▶ _Your objective_
A line qualifies if it holds the string "General". Copy every qualifying line from the records.

[Opening Input data section]

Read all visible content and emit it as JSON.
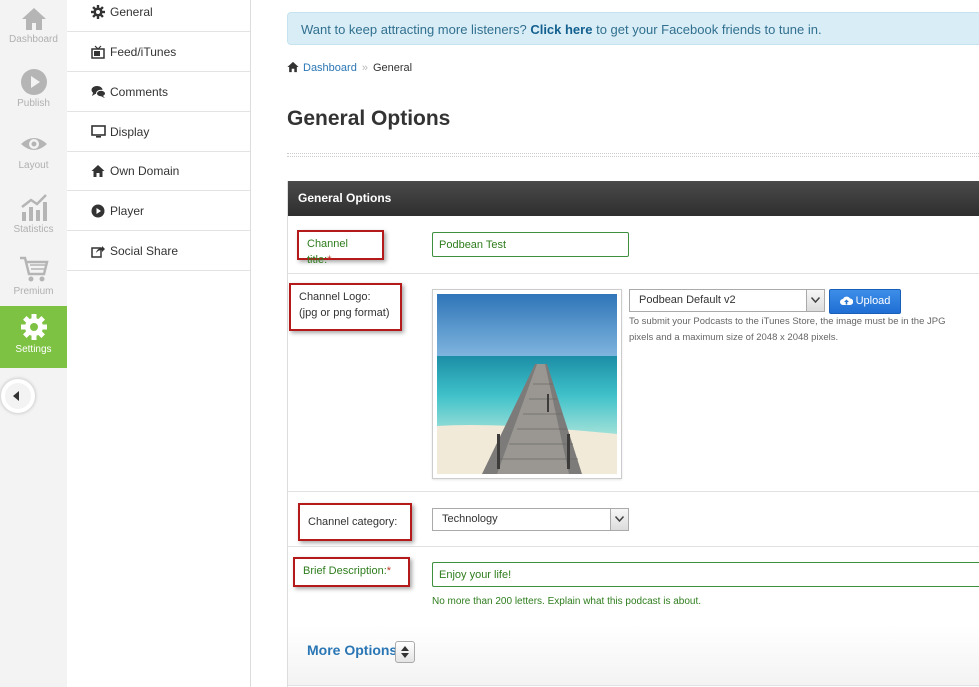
{
  "rail": {
    "items": [
      {
        "label": "Dashboard",
        "icon": "home-icon"
      },
      {
        "label": "Publish",
        "icon": "play-icon"
      },
      {
        "label": "Layout",
        "icon": "eye-icon"
      },
      {
        "label": "Statistics",
        "icon": "bar-chart-icon"
      },
      {
        "label": "Premium",
        "icon": "cart-icon"
      },
      {
        "label": "Settings",
        "icon": "gear-icon"
      }
    ],
    "active": "Settings"
  },
  "subnav": {
    "items": [
      {
        "label": "General",
        "icon": "gear-icon"
      },
      {
        "label": "Feed/iTunes",
        "icon": "tv-icon"
      },
      {
        "label": "Comments",
        "icon": "comments-icon"
      },
      {
        "label": "Display",
        "icon": "monitor-icon"
      },
      {
        "label": "Own Domain",
        "icon": "home-icon"
      },
      {
        "label": "Player",
        "icon": "play-icon"
      },
      {
        "label": "Social Share",
        "icon": "share-icon"
      }
    ]
  },
  "notice": {
    "prefix": "Want to keep attracting more listeners?",
    "link": "Click here",
    "suffix": "to get your Facebook friends to tune in."
  },
  "breadcrumb": {
    "home": "Dashboard",
    "separator": "»",
    "current": "General"
  },
  "page_title": "General Options",
  "panel": {
    "header": "General Options",
    "channel_title": {
      "label": "Channel title:",
      "required": "*",
      "value": "Podbean Test"
    },
    "channel_logo": {
      "label_line1": "Channel Logo:",
      "label_line2": "(jpg or png format)",
      "select_value": "Podbean Default v2",
      "upload_label": "Upload",
      "hint_line1": "To submit your Podcasts to the iTunes Store, the image must be in the JPG",
      "hint_line2": "pixels and a maximum size of 2048 x 2048 pixels."
    },
    "channel_category": {
      "label": "Channel category:",
      "value": "Technology"
    },
    "brief_description": {
      "label": "Brief Description:",
      "required": "*",
      "value": "Enjoy your life!",
      "hint": "No more than 200 letters. Explain what this podcast is about."
    },
    "more_options": "More Options"
  },
  "colors": {
    "accent_green": "#7dc242",
    "link_blue": "#2a76b5",
    "annotation_red": "#b51a1a"
  }
}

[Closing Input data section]

▶ _Result for this exercise_
        "label": "General",
    "current": "General"
  "page_title": "General Options",
    "header": "General Options",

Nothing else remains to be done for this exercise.